Tuesday April 24th, 2001
By Merissa Marr
SLEC, the company controlled by German television groups Kirch and EM.TV, tightened its grip on the commercial rights to Formula One motor racing on Tuesday but pledged to keep the sport on free television.
Kirch said its part-owned SLEC holding company paid $309 million for a 100-year extension to the commercial rights in an agreement with the International Automobile Federation (FIA), motor racing's governing body.
Munich-based Kirch also held out an olive branch to Formula One carmakers, who have been threatening to launch a breakaway circuit, with a commitment to broadcast on free-to-air television rather than migrate the sport to pay TV channels.
Without the long-term support of the carmakers, any rights deal holds limited value. However, the television commitment may not be enough to placate the carmakers, who are thought to want a stake in Formula One holding company SLEC.

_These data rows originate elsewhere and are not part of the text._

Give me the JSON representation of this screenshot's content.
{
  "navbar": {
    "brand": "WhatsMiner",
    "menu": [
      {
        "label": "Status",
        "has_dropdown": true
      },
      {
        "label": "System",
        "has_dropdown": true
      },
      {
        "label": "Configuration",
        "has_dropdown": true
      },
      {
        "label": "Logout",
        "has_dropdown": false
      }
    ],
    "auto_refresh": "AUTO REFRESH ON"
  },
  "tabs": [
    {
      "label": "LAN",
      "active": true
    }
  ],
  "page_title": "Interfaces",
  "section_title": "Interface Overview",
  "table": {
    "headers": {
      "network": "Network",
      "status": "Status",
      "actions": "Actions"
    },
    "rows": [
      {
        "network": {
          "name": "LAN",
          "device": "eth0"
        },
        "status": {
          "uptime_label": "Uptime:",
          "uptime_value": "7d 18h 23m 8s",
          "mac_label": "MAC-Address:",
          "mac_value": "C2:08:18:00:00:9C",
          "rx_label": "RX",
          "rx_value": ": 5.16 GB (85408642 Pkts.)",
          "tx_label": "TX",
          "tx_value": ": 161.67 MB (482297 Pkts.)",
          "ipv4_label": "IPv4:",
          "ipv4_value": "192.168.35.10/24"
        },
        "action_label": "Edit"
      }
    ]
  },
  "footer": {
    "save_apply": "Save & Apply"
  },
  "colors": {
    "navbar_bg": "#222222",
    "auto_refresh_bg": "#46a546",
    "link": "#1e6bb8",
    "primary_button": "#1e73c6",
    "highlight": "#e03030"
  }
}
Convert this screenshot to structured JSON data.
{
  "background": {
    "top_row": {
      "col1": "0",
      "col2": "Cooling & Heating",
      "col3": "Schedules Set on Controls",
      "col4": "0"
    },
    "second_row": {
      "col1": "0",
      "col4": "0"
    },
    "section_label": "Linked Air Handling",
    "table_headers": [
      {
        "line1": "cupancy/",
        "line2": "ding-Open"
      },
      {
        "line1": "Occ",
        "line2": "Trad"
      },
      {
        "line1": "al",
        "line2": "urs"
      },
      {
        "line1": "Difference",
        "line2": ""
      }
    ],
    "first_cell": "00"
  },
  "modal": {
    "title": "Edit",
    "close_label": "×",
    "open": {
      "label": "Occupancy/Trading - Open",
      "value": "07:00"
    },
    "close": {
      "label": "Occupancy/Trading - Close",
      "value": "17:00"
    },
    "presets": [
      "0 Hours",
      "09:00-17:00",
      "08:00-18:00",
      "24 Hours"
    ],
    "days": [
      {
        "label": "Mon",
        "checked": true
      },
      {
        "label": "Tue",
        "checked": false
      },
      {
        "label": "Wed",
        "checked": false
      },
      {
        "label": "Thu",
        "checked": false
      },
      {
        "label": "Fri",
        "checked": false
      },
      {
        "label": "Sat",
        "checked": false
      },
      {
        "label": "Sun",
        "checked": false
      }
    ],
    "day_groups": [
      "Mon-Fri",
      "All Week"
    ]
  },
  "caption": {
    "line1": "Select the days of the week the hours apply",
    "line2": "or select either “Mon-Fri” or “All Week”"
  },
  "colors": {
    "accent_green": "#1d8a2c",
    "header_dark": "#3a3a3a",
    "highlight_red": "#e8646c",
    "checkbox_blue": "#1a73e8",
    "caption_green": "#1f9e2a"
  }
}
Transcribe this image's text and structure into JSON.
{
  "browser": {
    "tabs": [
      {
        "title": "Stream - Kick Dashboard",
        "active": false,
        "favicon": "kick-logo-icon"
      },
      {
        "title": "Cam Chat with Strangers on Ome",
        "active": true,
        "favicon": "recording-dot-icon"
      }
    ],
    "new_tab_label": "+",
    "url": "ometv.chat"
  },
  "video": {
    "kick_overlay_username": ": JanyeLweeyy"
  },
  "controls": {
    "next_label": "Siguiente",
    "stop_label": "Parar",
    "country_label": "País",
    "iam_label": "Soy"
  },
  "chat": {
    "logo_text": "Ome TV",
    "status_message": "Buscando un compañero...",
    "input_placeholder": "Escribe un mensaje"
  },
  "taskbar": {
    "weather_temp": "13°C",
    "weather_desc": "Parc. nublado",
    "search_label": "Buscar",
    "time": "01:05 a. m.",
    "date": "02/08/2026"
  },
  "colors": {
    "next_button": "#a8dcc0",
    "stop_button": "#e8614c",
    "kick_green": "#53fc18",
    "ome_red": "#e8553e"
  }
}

SLEC is 75 percent owned by Kirch and its German media partner EM.TV, with Formula One boss and business supremo Bernie Ecclestone having cut his stake to 25 percent. Ecclestone agreed an outline deal to extend SLEC's rights last year but the agreement was thrown into question after the change of shareholding at SLEC.
Losing the long-term rights would have been a huge blow for Kirch and EM.TV who paid 70-year-old Ecclestone millions of dollars for a 75 percent slice of SLEC. The holding previously only held the commercial rights to Formula One until 2010.
The change of ownership had promoted fears that Kirch would restrict the sport to pay television rather than the more widely watched free television, reducing its appeal to the sponsors who help to bankroll it.
"SLEC and Kirch Group have confirmed that the championship will continue to be shown on free-to-air television," the FIA said in a statement after an extraordinary meeting in Paris.
Carmakers Still Pose Threat
SLEC is far from home and dry on the carmakers front. The FIA said the 100-year rights agreement would not affect the carmakers' Concorde Agreement which expires in 2007. Recent speculation has suggested the carmakers could consider setting up a rival championship once the Concorde Agreement binding it to the existing Formula One circuit expires.
Carmakers have said they want more say in the way the sport is run and more financial return from their investments. Industry sources say Kirch has already offered the carmakers a 25 percent stake in SLEC to keep them happy.
The fortnightly Grand Prix series attracts an estimated television audience of upwards of 500 million during the nine-month season. The FIA noted the latest deal was a further step in appeasing previous concerns raised by the European Commission.
The EC took Formula One to task in 1999, criticising the close links between Ecclestone and the FIA. However it ended a lengthy investigation after Ecclestone pledged to reduce his role in FIA affairs.
"As the FIA said, this (rights deal) is a step forward for the separation of sport and commercial (activities)," European Commission spokeswoman Amelia Torres said.